For one, we remember that our hope is in Christ — and that we live into this hope together.
As disturbing as the details might be, God’s message is one of hope. It is a reminder that life goes on even when it may seem like the world is coming to an end. Paul reminds us that though there are many of us, we are one body in Christ, and individually we belong to each other.
He is speaking of the Church here. But just a few verses later he says, If possible, to the best of your ability, live at peace with all people. We seek to live at peace with all people because not only is it our witness to the hope and grace of Jesus but also because we’re all in this together.
Even if we vote differently.
The welfare of Republicans and Democrats are bound together. We talk about red states and blue states, but the well-being of our people, our country, America’s voice in the world isn’t segregated by yard signs or state lines. We can use rhetoric to distinguish between us and them, but it doesn’t change the reality that we’re all in this together.
Last week, the psalmist asked us if we believe in God’s power and sovereignty. Jeremiah asks the same. If we do, then we also believe God’s promises — including that God seeks our good as we seek the good of the community around us. For some this might be disturbing hope. Regardless, this is the hope God calls us to. Today, tomorrow, the next four years, and all the years after that belong to all of us. The welfare of one is the welfare of all. To the best of our ability, we live at peace with all people, regardless of party affiliation.
Today, tomorrow, the next four years, and all the years after that belong to all of us. The welfare of one is the welfare of all. To the best of our ability, we live at peace with all people, regardless of party affiliation. #hope… Click To Tweet
We do this not because it’s easy or because we want to. We will do it because this is what God calls us to do. Our hope, disturbing as it may be, is in praying for the welfare of our government and country because this is where we’re living and in the welfare of all we will find our own welfare.
Our hope is not dependent on who won the election. Yes, government has an important role in our communal lives, in the country, in the world. But our hope depends on how we live, whether we are in exile or not. Our hearts are not dependent on red or blue but on Jesus Christ who saves us. The world is not dependent on red or blue but on what we do with the truth of Christ’s grace.Our hearts are not dependent on red or blue but on Jesus Christ who saves us. The world is not dependent on red or blue but on what we do with the truth of Christ’s grace. #hope #grace #unity Click To Tweet
God’s plans for us are for our well-being and a future with a hope.
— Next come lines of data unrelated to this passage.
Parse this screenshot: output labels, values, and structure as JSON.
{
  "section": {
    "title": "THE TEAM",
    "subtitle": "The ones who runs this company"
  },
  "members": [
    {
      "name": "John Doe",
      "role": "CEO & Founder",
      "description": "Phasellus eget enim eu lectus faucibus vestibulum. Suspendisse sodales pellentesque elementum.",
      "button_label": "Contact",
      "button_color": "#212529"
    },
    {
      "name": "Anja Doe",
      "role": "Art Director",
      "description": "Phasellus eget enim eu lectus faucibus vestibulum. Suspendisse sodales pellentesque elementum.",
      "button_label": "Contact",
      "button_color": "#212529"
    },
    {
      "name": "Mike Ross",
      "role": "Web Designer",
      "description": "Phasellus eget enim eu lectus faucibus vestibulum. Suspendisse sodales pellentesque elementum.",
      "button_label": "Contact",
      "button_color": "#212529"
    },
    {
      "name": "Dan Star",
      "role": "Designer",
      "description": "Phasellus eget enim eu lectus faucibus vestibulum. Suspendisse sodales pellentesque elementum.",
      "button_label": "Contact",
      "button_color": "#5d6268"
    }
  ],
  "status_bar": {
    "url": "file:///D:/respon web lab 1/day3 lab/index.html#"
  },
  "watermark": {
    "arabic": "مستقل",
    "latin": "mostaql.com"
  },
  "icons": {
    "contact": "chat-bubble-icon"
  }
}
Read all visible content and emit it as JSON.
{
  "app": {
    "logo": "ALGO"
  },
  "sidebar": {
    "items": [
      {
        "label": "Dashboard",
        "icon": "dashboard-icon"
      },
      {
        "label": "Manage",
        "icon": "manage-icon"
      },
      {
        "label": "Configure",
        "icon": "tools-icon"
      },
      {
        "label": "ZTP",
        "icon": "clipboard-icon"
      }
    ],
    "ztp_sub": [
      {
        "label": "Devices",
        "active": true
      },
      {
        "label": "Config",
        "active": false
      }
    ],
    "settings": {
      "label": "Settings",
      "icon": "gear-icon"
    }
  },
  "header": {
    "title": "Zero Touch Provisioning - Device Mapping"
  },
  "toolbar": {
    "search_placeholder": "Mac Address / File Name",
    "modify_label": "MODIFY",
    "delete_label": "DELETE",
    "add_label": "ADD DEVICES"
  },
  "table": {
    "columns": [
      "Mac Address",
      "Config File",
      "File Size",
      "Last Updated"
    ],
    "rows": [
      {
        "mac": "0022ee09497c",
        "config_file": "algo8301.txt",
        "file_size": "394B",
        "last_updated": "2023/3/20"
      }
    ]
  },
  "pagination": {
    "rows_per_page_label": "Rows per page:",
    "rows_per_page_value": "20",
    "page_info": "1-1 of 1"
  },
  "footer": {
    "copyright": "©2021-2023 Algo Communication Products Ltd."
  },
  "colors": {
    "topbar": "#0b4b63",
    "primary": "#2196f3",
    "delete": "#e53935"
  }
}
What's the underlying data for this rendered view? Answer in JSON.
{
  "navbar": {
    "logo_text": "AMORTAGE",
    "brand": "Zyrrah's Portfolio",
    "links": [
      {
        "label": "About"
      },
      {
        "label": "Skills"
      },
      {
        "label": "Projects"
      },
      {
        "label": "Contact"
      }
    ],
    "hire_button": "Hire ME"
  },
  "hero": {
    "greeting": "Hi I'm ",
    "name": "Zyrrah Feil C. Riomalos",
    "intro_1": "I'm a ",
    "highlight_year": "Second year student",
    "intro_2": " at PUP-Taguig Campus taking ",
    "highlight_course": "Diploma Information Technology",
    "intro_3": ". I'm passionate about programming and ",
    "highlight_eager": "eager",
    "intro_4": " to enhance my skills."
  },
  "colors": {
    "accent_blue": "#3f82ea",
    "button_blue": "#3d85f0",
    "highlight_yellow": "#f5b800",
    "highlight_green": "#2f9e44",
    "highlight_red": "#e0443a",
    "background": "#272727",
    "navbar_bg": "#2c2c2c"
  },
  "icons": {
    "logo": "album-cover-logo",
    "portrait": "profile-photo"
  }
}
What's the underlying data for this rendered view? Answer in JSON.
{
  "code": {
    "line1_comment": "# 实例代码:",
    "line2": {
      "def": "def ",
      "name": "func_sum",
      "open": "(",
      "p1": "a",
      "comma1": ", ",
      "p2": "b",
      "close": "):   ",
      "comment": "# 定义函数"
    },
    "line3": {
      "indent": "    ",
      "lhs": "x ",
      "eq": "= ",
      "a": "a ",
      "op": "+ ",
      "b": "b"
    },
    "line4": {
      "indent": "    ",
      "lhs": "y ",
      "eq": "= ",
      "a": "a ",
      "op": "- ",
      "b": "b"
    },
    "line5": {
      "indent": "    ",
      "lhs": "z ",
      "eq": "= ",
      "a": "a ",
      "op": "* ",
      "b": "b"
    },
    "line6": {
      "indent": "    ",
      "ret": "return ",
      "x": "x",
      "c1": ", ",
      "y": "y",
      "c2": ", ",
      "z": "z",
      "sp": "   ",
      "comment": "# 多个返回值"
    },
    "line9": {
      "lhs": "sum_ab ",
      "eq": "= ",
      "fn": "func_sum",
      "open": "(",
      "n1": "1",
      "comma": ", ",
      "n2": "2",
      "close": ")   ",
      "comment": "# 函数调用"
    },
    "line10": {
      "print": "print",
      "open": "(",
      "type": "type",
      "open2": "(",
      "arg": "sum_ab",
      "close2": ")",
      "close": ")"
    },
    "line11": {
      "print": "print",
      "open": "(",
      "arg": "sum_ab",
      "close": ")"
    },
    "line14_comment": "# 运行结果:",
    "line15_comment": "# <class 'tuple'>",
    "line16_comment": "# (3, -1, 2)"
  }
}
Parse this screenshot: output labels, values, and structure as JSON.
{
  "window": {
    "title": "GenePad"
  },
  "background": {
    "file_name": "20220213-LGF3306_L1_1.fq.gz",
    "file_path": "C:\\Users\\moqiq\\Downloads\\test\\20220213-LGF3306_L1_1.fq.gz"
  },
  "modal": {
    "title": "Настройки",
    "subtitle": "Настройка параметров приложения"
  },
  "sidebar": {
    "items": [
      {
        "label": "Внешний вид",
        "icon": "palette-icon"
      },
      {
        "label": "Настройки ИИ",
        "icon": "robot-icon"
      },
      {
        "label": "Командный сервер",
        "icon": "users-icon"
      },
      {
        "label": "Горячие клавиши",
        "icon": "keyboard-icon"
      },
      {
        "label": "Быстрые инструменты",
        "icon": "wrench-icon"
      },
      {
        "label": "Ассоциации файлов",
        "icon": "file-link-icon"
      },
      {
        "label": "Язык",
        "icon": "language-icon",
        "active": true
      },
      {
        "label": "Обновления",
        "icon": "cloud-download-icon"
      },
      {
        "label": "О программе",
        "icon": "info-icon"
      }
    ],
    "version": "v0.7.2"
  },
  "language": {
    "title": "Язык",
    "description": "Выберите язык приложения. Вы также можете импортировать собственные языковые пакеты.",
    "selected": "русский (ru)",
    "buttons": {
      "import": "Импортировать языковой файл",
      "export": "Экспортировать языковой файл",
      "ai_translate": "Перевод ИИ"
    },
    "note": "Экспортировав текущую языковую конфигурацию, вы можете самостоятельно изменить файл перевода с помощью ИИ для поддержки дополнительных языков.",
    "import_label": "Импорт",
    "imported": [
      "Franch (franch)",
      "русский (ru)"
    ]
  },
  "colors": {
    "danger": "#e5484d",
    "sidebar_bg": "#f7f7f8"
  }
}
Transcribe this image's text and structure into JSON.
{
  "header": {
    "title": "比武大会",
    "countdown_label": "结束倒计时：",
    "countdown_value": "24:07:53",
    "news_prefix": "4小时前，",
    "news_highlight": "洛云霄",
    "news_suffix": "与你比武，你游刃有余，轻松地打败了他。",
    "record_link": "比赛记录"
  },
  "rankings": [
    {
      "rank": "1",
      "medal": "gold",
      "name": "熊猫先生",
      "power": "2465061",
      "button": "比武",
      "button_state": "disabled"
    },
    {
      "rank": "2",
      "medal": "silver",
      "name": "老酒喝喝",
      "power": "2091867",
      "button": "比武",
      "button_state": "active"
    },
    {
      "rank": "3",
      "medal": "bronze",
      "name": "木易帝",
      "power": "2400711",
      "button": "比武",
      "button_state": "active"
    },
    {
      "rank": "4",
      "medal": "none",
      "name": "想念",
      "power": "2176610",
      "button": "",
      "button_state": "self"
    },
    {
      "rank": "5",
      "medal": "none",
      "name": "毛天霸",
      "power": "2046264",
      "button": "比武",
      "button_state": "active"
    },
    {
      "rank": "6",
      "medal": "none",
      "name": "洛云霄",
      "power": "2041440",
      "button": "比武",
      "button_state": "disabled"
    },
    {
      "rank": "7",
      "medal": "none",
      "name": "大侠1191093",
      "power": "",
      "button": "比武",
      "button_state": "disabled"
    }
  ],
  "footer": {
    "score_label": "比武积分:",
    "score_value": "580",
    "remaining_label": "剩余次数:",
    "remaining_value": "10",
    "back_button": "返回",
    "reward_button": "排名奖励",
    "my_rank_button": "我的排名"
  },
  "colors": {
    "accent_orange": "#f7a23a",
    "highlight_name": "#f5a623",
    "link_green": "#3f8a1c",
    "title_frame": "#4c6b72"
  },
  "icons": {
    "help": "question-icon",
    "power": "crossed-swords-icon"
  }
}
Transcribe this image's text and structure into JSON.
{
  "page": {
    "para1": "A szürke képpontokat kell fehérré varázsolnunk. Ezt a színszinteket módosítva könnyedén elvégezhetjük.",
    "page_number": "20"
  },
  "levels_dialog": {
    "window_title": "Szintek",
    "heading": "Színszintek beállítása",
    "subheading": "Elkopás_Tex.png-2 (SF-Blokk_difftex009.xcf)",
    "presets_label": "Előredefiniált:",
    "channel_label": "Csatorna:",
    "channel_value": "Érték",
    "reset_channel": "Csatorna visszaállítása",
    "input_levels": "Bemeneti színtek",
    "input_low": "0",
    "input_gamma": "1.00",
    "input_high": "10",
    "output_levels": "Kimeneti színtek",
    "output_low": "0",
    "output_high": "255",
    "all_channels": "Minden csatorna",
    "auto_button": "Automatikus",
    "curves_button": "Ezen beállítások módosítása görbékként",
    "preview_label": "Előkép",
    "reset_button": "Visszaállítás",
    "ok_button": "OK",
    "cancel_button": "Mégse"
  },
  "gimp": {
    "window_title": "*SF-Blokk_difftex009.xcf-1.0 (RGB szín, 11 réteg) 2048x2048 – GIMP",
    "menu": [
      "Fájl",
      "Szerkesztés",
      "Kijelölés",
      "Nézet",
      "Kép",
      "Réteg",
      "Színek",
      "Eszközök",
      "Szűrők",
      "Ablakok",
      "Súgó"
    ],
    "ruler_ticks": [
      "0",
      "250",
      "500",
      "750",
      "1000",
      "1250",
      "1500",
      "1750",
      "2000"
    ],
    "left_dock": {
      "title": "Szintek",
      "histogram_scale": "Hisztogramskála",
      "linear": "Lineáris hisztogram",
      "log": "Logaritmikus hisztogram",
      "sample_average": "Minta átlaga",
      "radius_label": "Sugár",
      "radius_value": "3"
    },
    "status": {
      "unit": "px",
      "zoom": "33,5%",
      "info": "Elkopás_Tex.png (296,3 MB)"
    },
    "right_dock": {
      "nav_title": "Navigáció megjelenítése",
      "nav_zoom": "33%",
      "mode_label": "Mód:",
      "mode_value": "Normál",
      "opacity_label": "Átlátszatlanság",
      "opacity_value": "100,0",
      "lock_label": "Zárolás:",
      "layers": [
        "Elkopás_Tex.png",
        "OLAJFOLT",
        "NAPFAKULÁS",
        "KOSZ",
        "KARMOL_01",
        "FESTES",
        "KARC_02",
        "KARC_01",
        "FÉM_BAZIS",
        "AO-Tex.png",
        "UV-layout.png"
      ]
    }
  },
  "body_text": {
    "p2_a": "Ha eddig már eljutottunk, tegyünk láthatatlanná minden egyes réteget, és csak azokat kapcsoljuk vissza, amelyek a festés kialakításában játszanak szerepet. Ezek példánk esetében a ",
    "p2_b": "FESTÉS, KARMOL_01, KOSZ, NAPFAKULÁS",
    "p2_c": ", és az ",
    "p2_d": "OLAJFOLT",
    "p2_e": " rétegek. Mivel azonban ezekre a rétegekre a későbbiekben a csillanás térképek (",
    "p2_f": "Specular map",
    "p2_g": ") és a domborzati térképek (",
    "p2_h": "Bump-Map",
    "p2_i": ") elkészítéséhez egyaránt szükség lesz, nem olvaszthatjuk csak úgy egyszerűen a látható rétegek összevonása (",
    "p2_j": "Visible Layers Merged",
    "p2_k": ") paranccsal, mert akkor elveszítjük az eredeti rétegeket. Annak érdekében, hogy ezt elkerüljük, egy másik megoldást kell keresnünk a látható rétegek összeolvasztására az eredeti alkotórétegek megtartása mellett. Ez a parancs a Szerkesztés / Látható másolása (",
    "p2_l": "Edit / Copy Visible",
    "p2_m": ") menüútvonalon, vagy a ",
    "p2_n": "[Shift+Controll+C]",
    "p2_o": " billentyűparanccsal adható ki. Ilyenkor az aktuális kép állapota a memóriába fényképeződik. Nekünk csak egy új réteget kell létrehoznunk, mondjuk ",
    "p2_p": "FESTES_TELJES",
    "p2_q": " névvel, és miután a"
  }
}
The question is whether we will choose to build homes and plant gardens or sit by the waters and weep. Amen.
 Romans 8:28 (CEB)
 Romans 12:5 (CEB)
 Romans 12:18 (CEB)